Input material:
*** Begin section ***

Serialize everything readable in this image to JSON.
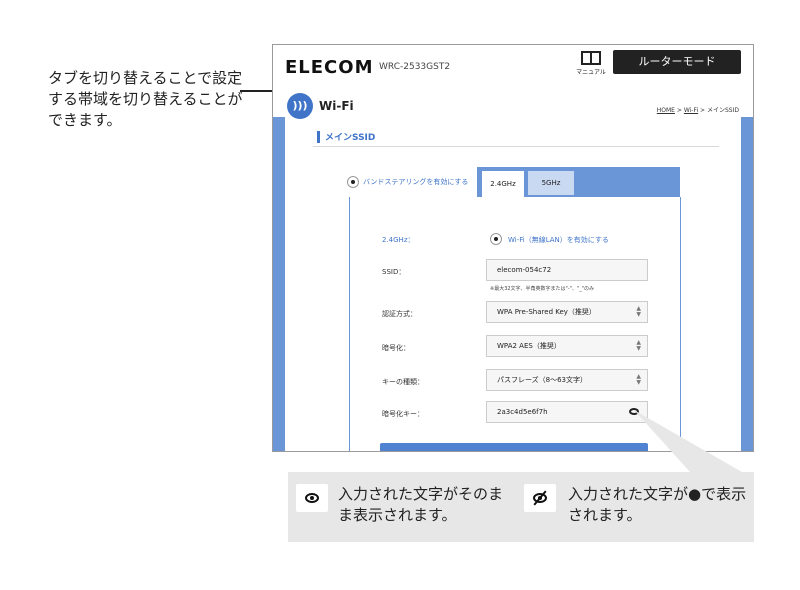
{
  "callout": {
    "left_text": "タブを切り替えることで設定する帯域を切り替えることができます。"
  },
  "screen": {
    "logo": "ELECOM",
    "model": "WRC-2533GST2",
    "manual_label": "マニュアル",
    "mode_button": "ルーターモード",
    "page_title": "Wi-Fi",
    "breadcrumb_home": "HOME",
    "breadcrumb_sep1": " > ",
    "breadcrumb_wifi": "Wi-Fi",
    "breadcrumb_sep2": " > ",
    "breadcrumb_current": "メインSSID",
    "section_title": "メインSSID",
    "band_steering_label": "バンドステアリングを有効にする",
    "tabs": [
      {
        "label": "2.4GHz"
      },
      {
        "label": "5GHz"
      }
    ],
    "band_label": "2.4GHz：",
    "enable_label": "Wi-Fi（無線LAN）を有効にする",
    "ssid_label": "SSID：",
    "ssid_value": "elecom-054c72",
    "ssid_hint": "※最大32文字、半角英数字または\"-\"、\"_\"のみ",
    "auth_label": "認証方式：",
    "auth_value": "WPA Pre-Shared Key（推奨）",
    "enc_label": "暗号化：",
    "enc_value": "WPA2 AES（推奨）",
    "keytype_label": "キーの種類：",
    "keytype_value": "パスフレーズ（8〜63文字）",
    "key_label": "暗号化キー：",
    "key_value": "2a3c4d5e6f7h"
  },
  "legend": {
    "shown_text": "入力された文字がそのまま表示されます。",
    "hidden_text": "入力された文字が●で表示されます。"
  },
  "icons": {
    "eye": "eye-icon",
    "eye_off": "eye-off-icon",
    "wifi": "wifi-icon",
    "manual": "book-icon"
  },
  "colors": {
    "accent": "#3f74c9",
    "frame_blue": "#6a96d8",
    "legend_bg": "#e7e7e7",
    "mode_button": "#222222"
  }
}
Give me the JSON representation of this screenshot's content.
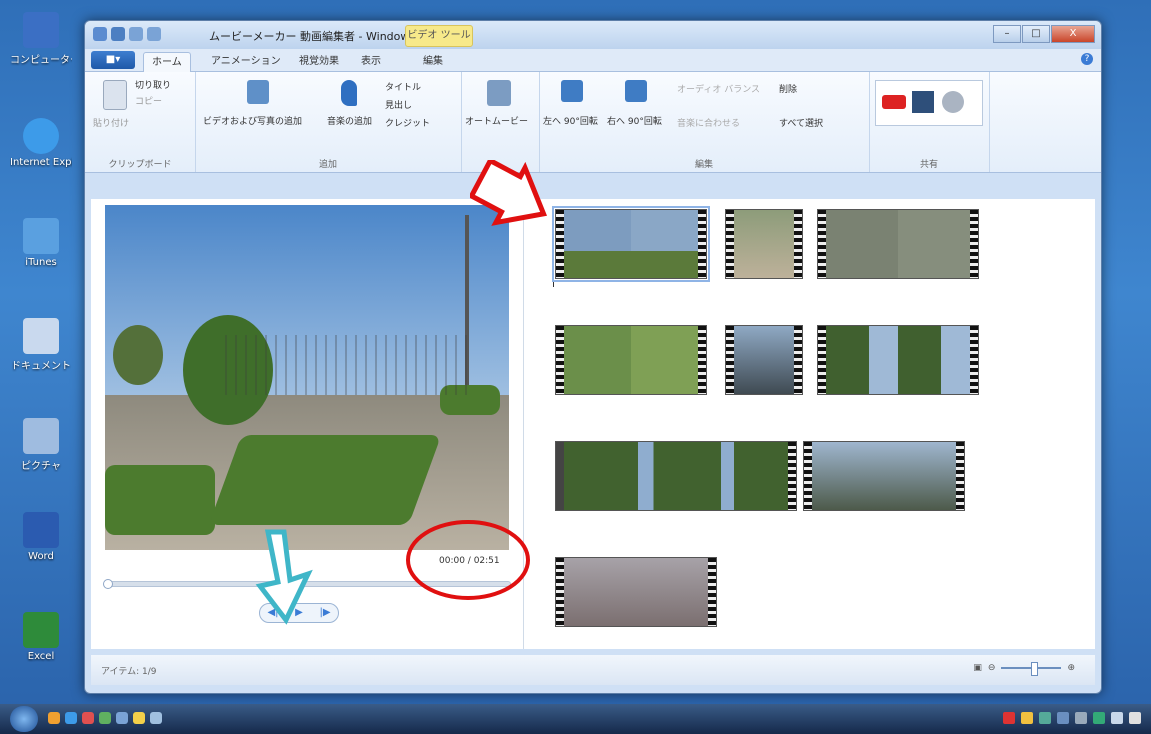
{
  "desktop": {
    "icons": [
      {
        "label": "コンピューター",
        "color": "#3b6fc4"
      },
      {
        "label": "Internet Explorer",
        "color": "#3d9be9"
      },
      {
        "label": "iTunes",
        "color": "#5aa0e0"
      },
      {
        "label": "ドキュメント",
        "color": "#c9d9ee"
      },
      {
        "label": "ピクチャ",
        "color": "#9fbce0"
      },
      {
        "label": "Word",
        "color": "#2b5bb0"
      },
      {
        "label": "Excel",
        "color": "#2e8b3a"
      }
    ]
  },
  "window": {
    "title": "ムービーメーカー 動画編集者 - Windows Li...",
    "context_tab": "ビデオ ツール",
    "controls": {
      "minimize": "–",
      "maximize": "□",
      "close": "X"
    }
  },
  "ribbon_tabs": {
    "file": "■▾",
    "home": "ホーム",
    "animation": "アニメーション",
    "visual_effects": "視覚効果",
    "view": "表示",
    "edit": "編集"
  },
  "ribbon": {
    "clipboard": {
      "paste": "貼り付け",
      "cut": "切り取り",
      "copy": "コピー",
      "label": "クリップボード"
    },
    "add": {
      "add_video": "ビデオおよび写真の追加",
      "add_music": "音楽の追加",
      "title": "タイトル",
      "caption": "見出し",
      "credit": "クレジット",
      "label": "追加"
    },
    "automovie": "オートムービー",
    "editing": {
      "rotate_left": "左へ 90°回転",
      "rotate_right": "右へ 90°回転",
      "audio_balance": "オーディオ バランス",
      "delete": "削除",
      "fit_to_music": "音楽に合わせる",
      "select_all": "すべて選択",
      "label": "編集"
    },
    "share": {
      "label": "共有"
    }
  },
  "player": {
    "timecode": "00:00 / 02:51",
    "position": 0.0
  },
  "status": {
    "items": "アイテム: 1/9"
  },
  "colors": {
    "annotation_red": "#e01010",
    "annotation_cyan": "#3fb6c8",
    "accent": "#3a7bd5"
  }
}
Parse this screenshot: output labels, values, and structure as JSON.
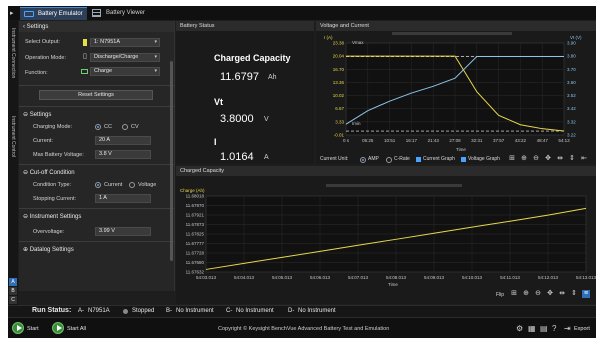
{
  "tabs": [
    {
      "label": "Battery Emulator",
      "active": true
    },
    {
      "label": "Battery Viewer",
      "active": false
    }
  ],
  "vertical_tabs": [
    "Instrument Connection",
    "Instrument Control"
  ],
  "instrument_badges": [
    "A",
    "B",
    "C",
    "D"
  ],
  "settings": {
    "header": "Settings",
    "select_output_label": "Select Output:",
    "select_output_value": "1: N7951A",
    "operation_mode_label": "Operation Mode:",
    "operation_mode_value": "Discharge/Charge",
    "function_label": "Function:",
    "function_value": "Charge",
    "reset_button": "Reset Settings",
    "sub_settings_header": "Settings",
    "charging_mode_label": "Charging Mode:",
    "charging_mode_options": [
      "CC",
      "CV"
    ],
    "charging_mode_selected": "CC",
    "current_label": "Current:",
    "current_value": "20 A",
    "max_voltage_label": "Max Battery Voltage:",
    "max_voltage_value": "3.8 V",
    "cutoff_header": "Cut-off Condition",
    "condition_type_label": "Condition Type:",
    "condition_type_options": [
      "Current",
      "Voltage"
    ],
    "condition_type_selected": "Current",
    "stopping_current_label": "Stopping Current:",
    "stopping_current_value": "1 A",
    "instrument_settings_header": "Instrument Settings",
    "overvoltage_label": "Overvoltage:",
    "overvoltage_value": "3.99 V",
    "datalog_header": "Datalog Settings"
  },
  "battery_status": {
    "header": "Battery Status",
    "charged_capacity_label": "Charged Capacity",
    "charged_capacity_value": "11.6797",
    "charged_capacity_unit": "Ah",
    "vt_label": "Vt",
    "vt_value": "3.8000",
    "vt_unit": "V",
    "i_label": "I",
    "i_value": "1.0164",
    "i_unit": "A"
  },
  "voltage_current": {
    "header": "Voltage and Current",
    "left_axis_label": "I (A)",
    "right_axis_label": "Vt (V)",
    "x_axis_label": "Time",
    "vmax_marker": "Vmax",
    "imin_marker": "Imin",
    "current_unit_label": "Current Unit:",
    "unit_options": [
      "AMP",
      "C-Rate"
    ],
    "unit_selected": "AMP",
    "legend": [
      "Current Graph",
      "Voltage Graph"
    ],
    "colors": {
      "current": "#e8d84a",
      "voltage": "#8ec5e8"
    }
  },
  "charged_capacity_panel": {
    "header": "Charged Capacity",
    "y_axis_label": "Charge (Ah)",
    "x_axis_label": "Time",
    "flip_label": "Flip"
  },
  "chart_data": [
    {
      "type": "line",
      "title": "Voltage and Current",
      "xlabel": "Time",
      "x": [
        "0 s",
        "05:25",
        "10:51",
        "16:17",
        "21:43",
        "27:08",
        "32:31",
        "37:57",
        "43:22",
        "48:47",
        "54:13"
      ],
      "y_left_label": "I (A)",
      "y_left_ticks": [
        23.38,
        20.04,
        16.7,
        13.36,
        10.02,
        6.67,
        3.33,
        -0.006
      ],
      "y_right_label": "Vt (V)",
      "y_right_ticks": [
        3.9,
        3.8,
        3.7,
        3.6,
        3.52,
        3.42,
        3.32,
        3.22
      ],
      "series": [
        {
          "name": "Current Graph",
          "axis": "left",
          "values": [
            20.04,
            20.04,
            20.04,
            20.04,
            20.04,
            20.04,
            11.0,
            5.0,
            2.6,
            1.6,
            1.0
          ]
        },
        {
          "name": "Voltage Graph",
          "axis": "right",
          "values": [
            3.3,
            3.4,
            3.47,
            3.53,
            3.58,
            3.64,
            3.8,
            3.8,
            3.8,
            3.8,
            3.8
          ]
        }
      ]
    },
    {
      "type": "line",
      "title": "Charged Capacity",
      "ylabel": "Charge (Ah)",
      "xlabel": "Time",
      "x": [
        "54:03.013",
        "54:04.013",
        "54:05.013",
        "54:06.013",
        "54:07.013",
        "54:08.013",
        "54:09.013",
        "54:10.013",
        "54:11.013",
        "54:12.013",
        "54:13.013"
      ],
      "y_ticks": [
        11.68018,
        11.6797,
        11.67921,
        11.67873,
        11.67825,
        11.67777,
        11.67728,
        11.6768,
        11.67632
      ],
      "series": [
        {
          "name": "Charge (Ah)",
          "values": [
            11.67645,
            11.67676,
            11.67706,
            11.67737,
            11.67768,
            11.67798,
            11.67829,
            11.6786,
            11.6789,
            11.67921,
            11.67955
          ]
        }
      ]
    }
  ],
  "run_status": {
    "label": "Run Status:",
    "slots": [
      {
        "id": "A-",
        "instrument": "N7951A",
        "state": "Stopped"
      },
      {
        "id": "B-",
        "instrument": "No Instrument"
      },
      {
        "id": "C-",
        "instrument": "No Instrument"
      },
      {
        "id": "D-",
        "instrument": "No Instrument"
      }
    ]
  },
  "footer": {
    "start_label": "Start",
    "start_all_label": "Start All",
    "copyright": "Copyright © Keysight BenchVue Advanced Battery Test and Emulation",
    "export_label": "Export"
  }
}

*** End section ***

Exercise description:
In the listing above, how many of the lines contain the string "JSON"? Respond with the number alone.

Answer space:
3